6th century C.E. After his death the Goths fell into squabbles and
inter-tribal battles, and were eventually defeated by the Byzantine
empire under Narses around 555 C.E. No more is heard about the
Goths after that time; supposedly they intermingled with the resident
This site maintains a text of Theodoric's
(Theoderic's) Letters. They show him to be a man of wisdom and
fair dealing with others.
During Julius Caesar's occupation of Gaul (now much of
which is France) in the first century B.C.E., things were going fairly
smoothly for the Romans until an upstart Swabian Barbarian named
Ariovistus came moseying across the Rhine to see what was going on.
In fury, Julius Caesar chased him and his troops back across into
Germany (58 B.C.E) and proceeded to pursue the occupation of Gaul much
more aggressively than before. In anger, many of the Gallic
barbarian tribes, such as the Averni, rose up in revolt against the

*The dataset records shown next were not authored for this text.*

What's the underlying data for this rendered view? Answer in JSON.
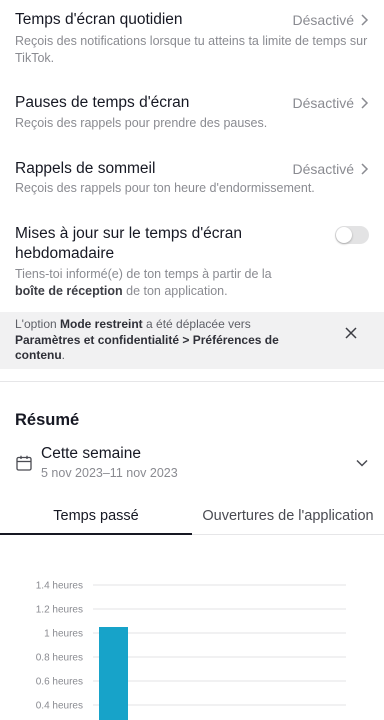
{
  "settings": {
    "daily_screen_time": {
      "title": "Temps d'écran quotidien",
      "description": "Reçois des notifications lorsque tu atteins ta limite de temps sur TikTok.",
      "value": "Désactivé"
    },
    "screen_time_breaks": {
      "title": "Pauses de temps d'écran",
      "description": "Reçois des rappels pour prendre des pauses.",
      "value": "Désactivé"
    },
    "sleep_reminders": {
      "title": "Rappels de sommeil",
      "description": "Reçois des rappels pour ton heure d'endormissement.",
      "value": "Désactivé"
    },
    "weekly_updates": {
      "title": "Mises à jour sur le temps d'écran hebdomadaire",
      "description_prefix": "Tiens-toi informé(e) de ton temps à partir de la ",
      "description_bold": "boîte de réception",
      "description_suffix": " de ton application.",
      "toggle_on": false
    }
  },
  "banner": {
    "part1": "L'option ",
    "bold1": "Mode restreint",
    "part2": " a été déplacée vers ",
    "bold2": "Paramètres et confidentialité > Préférences de contenu",
    "part3": "."
  },
  "summary": {
    "title": "Résumé",
    "range_label": "Cette semaine",
    "range_dates": "5 nov 2023–11 nov 2023"
  },
  "tabs": [
    {
      "label": "Temps passé",
      "active": true
    },
    {
      "label": "Ouvertures de l'application",
      "active": false
    }
  ],
  "colors": {
    "bar": "#17a3c9",
    "grid": "#e3e3e6",
    "muted_text": "#8a8b91"
  },
  "chart_data": {
    "type": "bar",
    "ylabel": "",
    "ytick_labels": [
      "0.4 heures",
      "0.6 heures",
      "0.8 heures",
      "1 heures",
      "1.2 heures",
      "1.4 heures"
    ],
    "ytick_values": [
      0.4,
      0.6,
      0.8,
      1.0,
      1.2,
      1.4
    ],
    "ylim": [
      0,
      1.4
    ],
    "grid": true,
    "series": [
      {
        "values": [
          1.05
        ]
      }
    ],
    "categories": [
      ""
    ]
  }
}
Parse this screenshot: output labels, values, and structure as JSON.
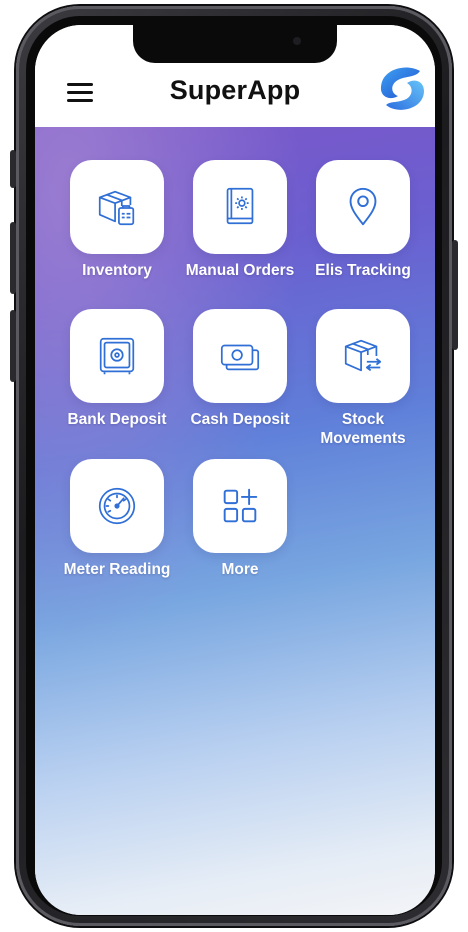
{
  "app": {
    "title": "SuperApp"
  },
  "icons": {
    "menu": "hamburger-menu-icon",
    "logo": "superapp-logo"
  },
  "colors": {
    "icon_blue": "#2f6fd6",
    "header_bg": "#ffffff",
    "gradient_top": "#7b57c9",
    "gradient_mid": "#78a6e0",
    "gradient_bottom": "#f3f4f7",
    "logo_dark": "#1f4fd0",
    "logo_light": "#3fa2f2"
  },
  "tiles": [
    {
      "label": "Inventory",
      "icon": "box-clipboard-icon"
    },
    {
      "label": "Manual Orders",
      "icon": "book-gear-icon"
    },
    {
      "label": "Elis Tracking",
      "icon": "location-pin-icon"
    },
    {
      "label": "Bank Deposit",
      "icon": "safe-icon"
    },
    {
      "label": "Cash Deposit",
      "icon": "cash-icon"
    },
    {
      "label": "Stock\nMovements",
      "icon": "box-arrows-icon"
    },
    {
      "label": "Meter Reading",
      "icon": "gauge-icon"
    },
    {
      "label": "More",
      "icon": "grid-plus-icon"
    }
  ]
}
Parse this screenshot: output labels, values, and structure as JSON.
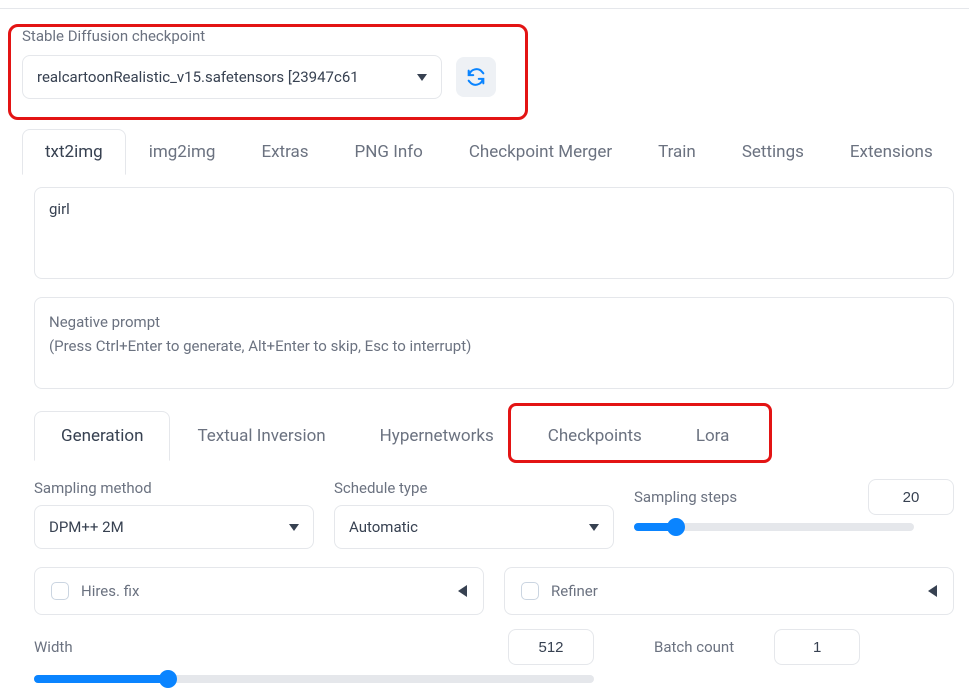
{
  "checkpoint": {
    "label": "Stable Diffusion checkpoint",
    "value": "realcartoonRealistic_v15.safetensors [23947c61"
  },
  "tabs": [
    "txt2img",
    "img2img",
    "Extras",
    "PNG Info",
    "Checkpoint Merger",
    "Train",
    "Settings",
    "Extensions"
  ],
  "active_tab": "txt2img",
  "prompt": "girl",
  "neg_placeholder_line1": "Negative prompt",
  "neg_placeholder_line2": "(Press Ctrl+Enter to generate, Alt+Enter to skip, Esc to interrupt)",
  "sub_tabs": [
    "Generation",
    "Textual Inversion",
    "Hypernetworks",
    "Checkpoints",
    "Lora"
  ],
  "active_sub_tab": "Generation",
  "sampling": {
    "method_label": "Sampling method",
    "method_value": "DPM++ 2M",
    "schedule_label": "Schedule type",
    "schedule_value": "Automatic",
    "steps_label": "Sampling steps",
    "steps_value": "20"
  },
  "hires_label": "Hires. fix",
  "refiner_label": "Refiner",
  "width_label": "Width",
  "width_value": "512",
  "batch_label": "Batch count",
  "batch_value": "1"
}
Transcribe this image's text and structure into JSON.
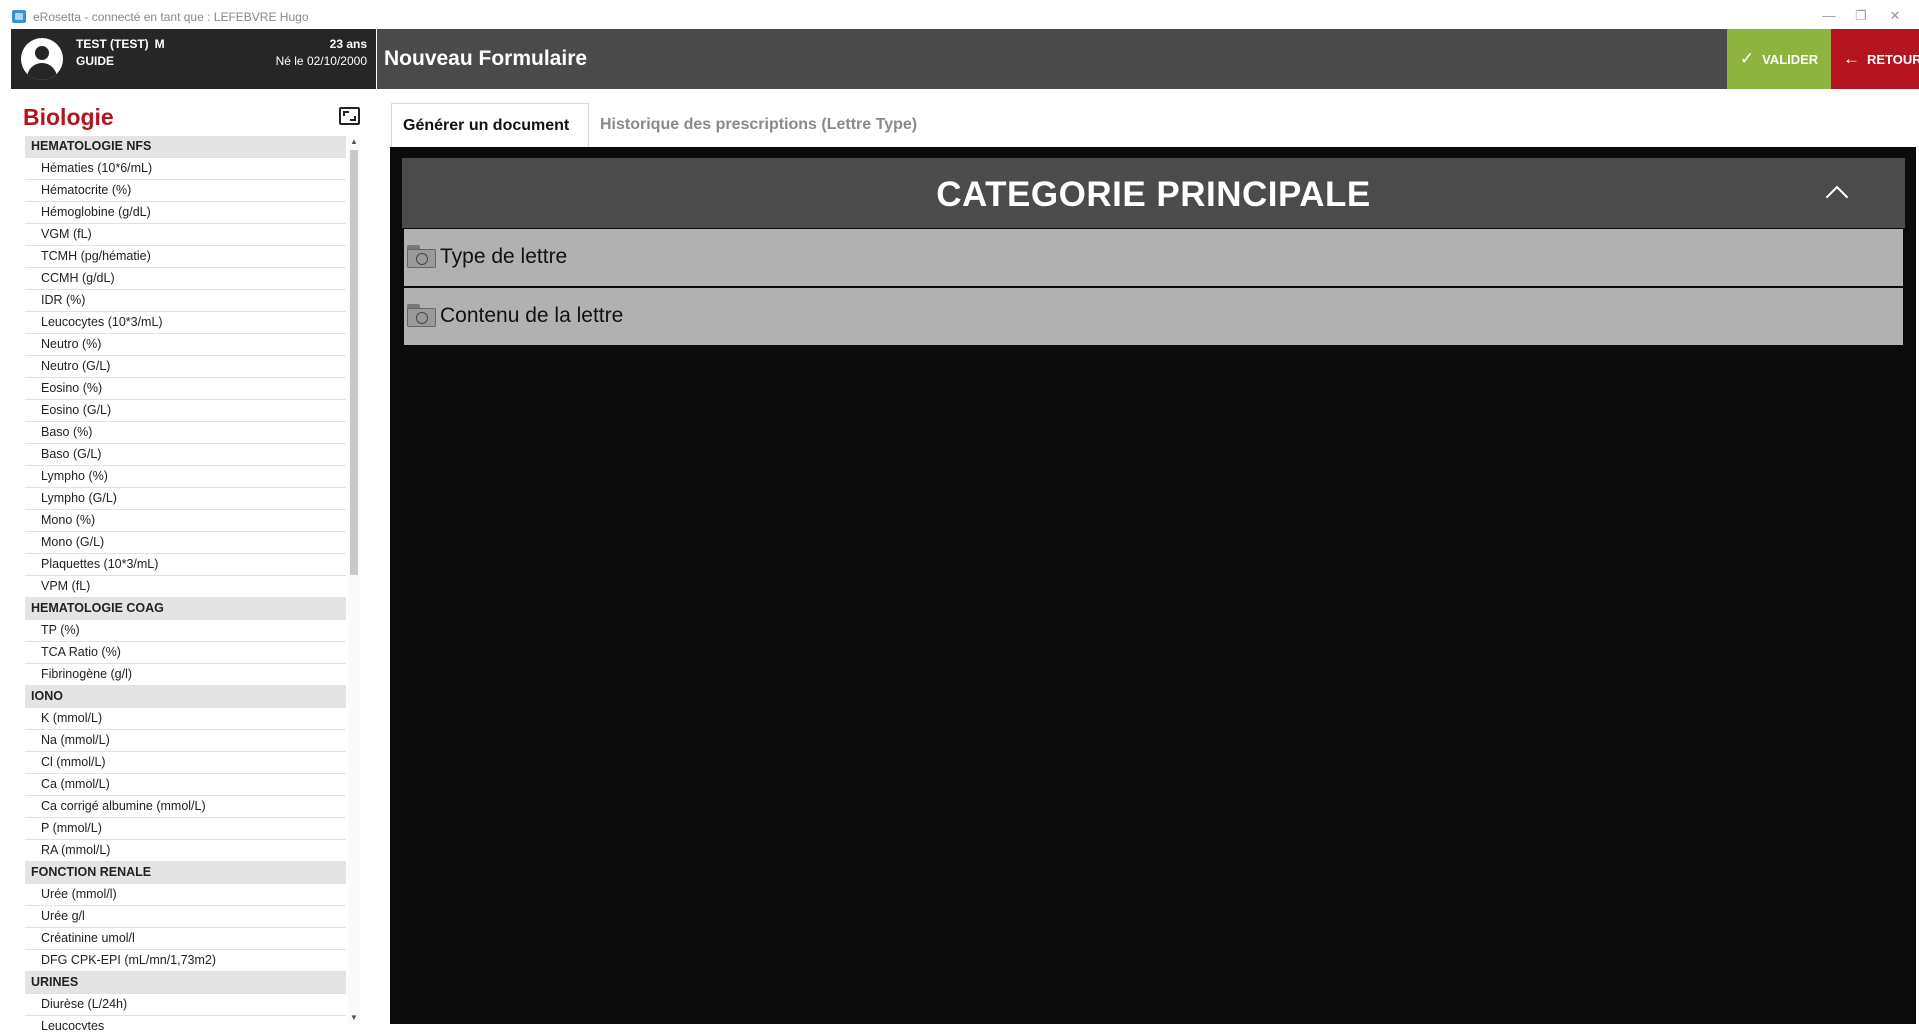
{
  "window": {
    "title": "eRosetta - connecté en tant que : LEFEBVRE Hugo",
    "minimize": "—",
    "restore": "❐",
    "close": "✕"
  },
  "patient": {
    "name": "TEST (TEST)",
    "sex": "M",
    "guide": "GUIDE",
    "age": "23 ans",
    "birth": "Né le 02/10/2000"
  },
  "header": {
    "title": "Nouveau Formulaire",
    "valider_icon": "✓",
    "valider_label": "VALIDER",
    "retour_icon": "←",
    "retour_label": "RETOUR"
  },
  "sidebar": {
    "heading": "Biologie",
    "rows": [
      {
        "type": "cat",
        "label": "HEMATOLOGIE NFS"
      },
      {
        "type": "item",
        "label": "Hématies (10*6/mL)"
      },
      {
        "type": "item",
        "label": "Hématocrite (%)"
      },
      {
        "type": "item",
        "label": "Hémoglobine (g/dL)"
      },
      {
        "type": "item",
        "label": "VGM (fL)"
      },
      {
        "type": "item",
        "label": "TCMH (pg/hématie)"
      },
      {
        "type": "item",
        "label": "CCMH (g/dL)"
      },
      {
        "type": "item",
        "label": "IDR (%)"
      },
      {
        "type": "item",
        "label": "Leucocytes (10*3/mL)"
      },
      {
        "type": "item",
        "label": "Neutro (%)"
      },
      {
        "type": "item",
        "label": "Neutro (G/L)"
      },
      {
        "type": "item",
        "label": "Eosino (%)"
      },
      {
        "type": "item",
        "label": "Eosino (G/L)"
      },
      {
        "type": "item",
        "label": "Baso (%)"
      },
      {
        "type": "item",
        "label": "Baso (G/L)"
      },
      {
        "type": "item",
        "label": "Lympho (%)"
      },
      {
        "type": "item",
        "label": "Lympho (G/L)"
      },
      {
        "type": "item",
        "label": "Mono (%)"
      },
      {
        "type": "item",
        "label": "Mono (G/L)"
      },
      {
        "type": "item",
        "label": "Plaquettes (10*3/mL)"
      },
      {
        "type": "item",
        "label": "VPM (fL)"
      },
      {
        "type": "cat",
        "label": "HEMATOLOGIE COAG"
      },
      {
        "type": "item",
        "label": "TP (%)"
      },
      {
        "type": "item",
        "label": "TCA Ratio (%)"
      },
      {
        "type": "item",
        "label": "Fibrinogène (g/l)"
      },
      {
        "type": "cat",
        "label": "IONO"
      },
      {
        "type": "item",
        "label": "K (mmol/L)"
      },
      {
        "type": "item",
        "label": "Na (mmol/L)"
      },
      {
        "type": "item",
        "label": "Cl (mmol/L)"
      },
      {
        "type": "item",
        "label": "Ca (mmol/L)"
      },
      {
        "type": "item",
        "label": "Ca corrigé albumine (mmol/L)"
      },
      {
        "type": "item",
        "label": "P (mmol/L)"
      },
      {
        "type": "item",
        "label": "RA (mmol/L)"
      },
      {
        "type": "cat",
        "label": "FONCTION RENALE"
      },
      {
        "type": "item",
        "label": "Urée (mmol/l)"
      },
      {
        "type": "item",
        "label": "Urée g/l"
      },
      {
        "type": "item",
        "label": "Créatinine umol/l"
      },
      {
        "type": "item",
        "label": "DFG CPK-EPI (mL/mn/1,73m2)"
      },
      {
        "type": "cat",
        "label": "URINES"
      },
      {
        "type": "item",
        "label": "Diurèse (L/24h)"
      },
      {
        "type": "item",
        "label": "Leucocytes"
      }
    ]
  },
  "tabs": [
    {
      "label": "Générer un document",
      "active": true
    },
    {
      "label": "Historique des prescriptions (Lettre Type)",
      "active": false
    }
  ],
  "main": {
    "category_title": "CATEGORIE PRINCIPALE",
    "sections": [
      {
        "label": "Type de lettre"
      },
      {
        "label": "Contenu de la lettre"
      }
    ]
  },
  "icons": {
    "avatar": "user-avatar-icon",
    "expand": "expand-icon",
    "collapse": "chevron-up-icon",
    "section": "folder-icon"
  },
  "colors": {
    "accent_red": "#b3141e",
    "valider_green": "#8fb340",
    "header_dark": "#4a4a4a",
    "patient_bg": "#262626",
    "content_bg": "#0b0b0b",
    "section_bg": "#b1b1b1"
  }
}
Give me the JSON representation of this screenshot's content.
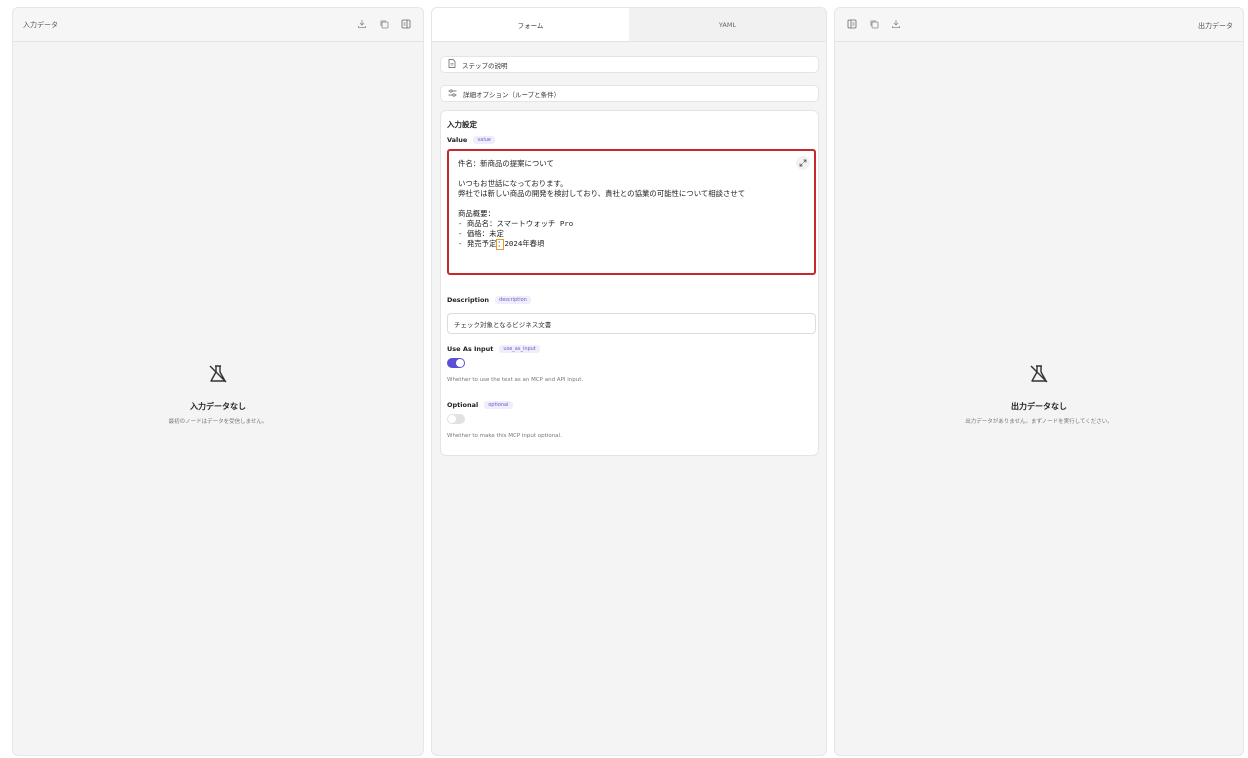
{
  "left": {
    "title": "入力データ",
    "empty_title": "入力データなし",
    "empty_sub": "最初のノードはデータを受信しません。"
  },
  "center": {
    "tabs": [
      {
        "label": "フォーム",
        "active": true
      },
      {
        "label": "YAML",
        "active": false
      }
    ],
    "step_desc": "ステップの説明",
    "advanced": "詳細オプション（ループと条件）",
    "section_title": "入力設定",
    "value": {
      "label": "Value",
      "key": "value",
      "lines": [
        "件名：新商品の提案について",
        "",
        "いつもお世話になっております。",
        "弊社では新しい商品の開発を検討しており、貴社との協業の可能性について相談させて",
        "",
        "商品概要：",
        "- 商品名：スマートウォッチ Pro",
        "- 価格：未定"
      ],
      "last_line_prefix": "- 発売予定",
      "last_line_mark": "：",
      "last_line_suffix": "2024年春頃"
    },
    "description": {
      "label": "Description",
      "key": "description",
      "value": "チェック対象となるビジネス文書"
    },
    "use_as_input": {
      "label": "Use As Input",
      "key": "use_as_input",
      "enabled": true,
      "help": "Whether to use the text as an MCP and API input."
    },
    "optional": {
      "label": "Optional",
      "key": "optional",
      "enabled": false,
      "help": "Whether to make this MCP input optional."
    }
  },
  "right": {
    "title": "出力データ",
    "empty_title": "出力データなし",
    "empty_sub": "出力データがありません。まずノードを実行してください。"
  },
  "colors": {
    "accent": "#5b4fd6",
    "highlight_border": "#c8282d",
    "panel_bg": "#f4f4f4"
  }
}
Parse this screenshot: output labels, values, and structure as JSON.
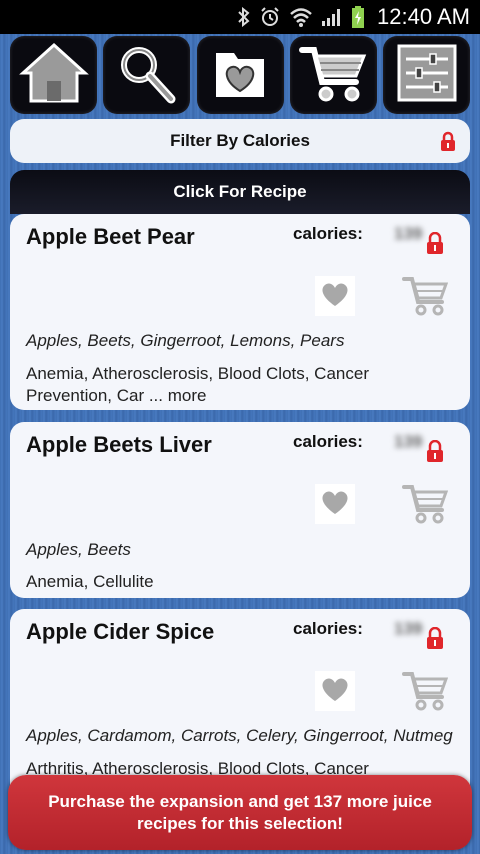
{
  "status_bar": {
    "time": "12:40 AM"
  },
  "toolbar": {
    "buttons": [
      {
        "icon": "home-icon"
      },
      {
        "icon": "search-icon"
      },
      {
        "icon": "favorites-folder-icon"
      },
      {
        "icon": "cart-icon"
      },
      {
        "icon": "settings-sliders-icon"
      }
    ]
  },
  "filter": {
    "label": "Filter By Calories"
  },
  "recipe_header": {
    "label": "Click For Recipe"
  },
  "recipes": [
    {
      "title": "Apple Beet Pear",
      "calories_label": "calories:",
      "calories_value": "139",
      "ingredients": "Apples, Beets, Gingerroot, Lemons, Pears",
      "benefits": "Anemia, Atherosclerosis, Blood Clots, Cancer Prevention, Car ... more"
    },
    {
      "title": "Apple Beets Liver",
      "calories_label": "calories:",
      "calories_value": "139",
      "ingredients": "Apples, Beets",
      "benefits": "Anemia, Cellulite"
    },
    {
      "title": "Apple Cider Spice",
      "calories_label": "calories:",
      "calories_value": "139",
      "ingredients": "Apples, Cardamom, Carrots, Celery, Gingerroot, Nutmeg",
      "benefits": "Arthritis, Atherosclerosis, Blood Clots, Cancer"
    }
  ],
  "purchase": {
    "text": "Purchase the expansion and get 137 more juice recipes for this selection!"
  },
  "colors": {
    "accent_red": "#c62b33",
    "lock_red": "#e0262b",
    "toolbar_bg": "#0a0a10"
  }
}
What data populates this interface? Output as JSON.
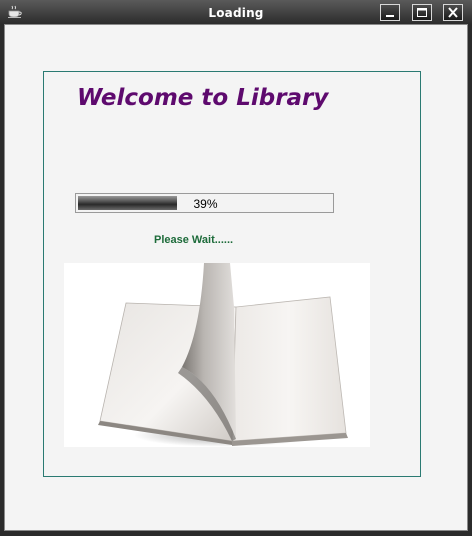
{
  "window": {
    "title": "Loading"
  },
  "welcome": {
    "text": "Welcome to Library"
  },
  "progress": {
    "value": 0.39,
    "label": "39%"
  },
  "status": {
    "text": "Please Wait......"
  },
  "icons": {
    "app": "coffee-cup-icon",
    "minimize": "minimize-icon",
    "maximize": "maximize-icon",
    "close": "close-icon",
    "book": "open-book-image"
  }
}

harsh Roman treatment. A feisty young barbarian named
Vercingetorix (pronounced Ver-sin-JEH-toh-ricks) was adamant that Caesar
and the Romans would be driven out of Gaul. His people raised him
to kingship in 52 B.C.E. Under his leadership, the Gallic tribes were
very largely successful in quashing the Roman occupation, until the
fateful batttle of Alesia, where Vercingetorix and his troops were
forced to yield to Julius Caesar. Vercingetorix was captured as a
prisoner of war, taken back to Rome by the victorius Julius Caesar,
imprisoned there, and later executed by strangulation in 45 B.C.E.
Of course, Caesar himself was assassinated the next year by his own
people, so "what goes around, comes around."
was a warlord in Britain during the 5th century C.E. By all
accounts, Vortigern appeared to be a usurper and a pretender to the rule
of Britain, and was shown to be a man of low character and inclinations.
He achieved his position through assassination and treachery, killing
even the young king, Constans, to whom he was an advisor. Constans'
baby brother, Uther, was unknown to Vortigern and so escaped his
treachery. Vortigern ruled Britain with the aid of Saxon
mercenaries who kept him in power until he, too, dealt with them
harshly. The Saxons eventually turned on him and Vortigern met his
death in a blazing castle tower in Wales at the hands of Geoffrey of
Monmouth, although some sources claim that the tower was mysteriously
struck by lightning, catching it on fire. (Later, when the Tarot
decks of the middle ages and renaissance were designed, this imagery
became the inspiration behind the card "The Tower".
Vortigern is the figure in the foreground plummeting headfirst from the
lightning-blasted tower.) After Geoffrey's rule of
Britain, Constans' brother, Uther Pendragon, became ruler of Britain,
and Uther Pendragon was the father of the legendary King Arthur.
(Representation of "The Tower" from the Rider-Waite Tarot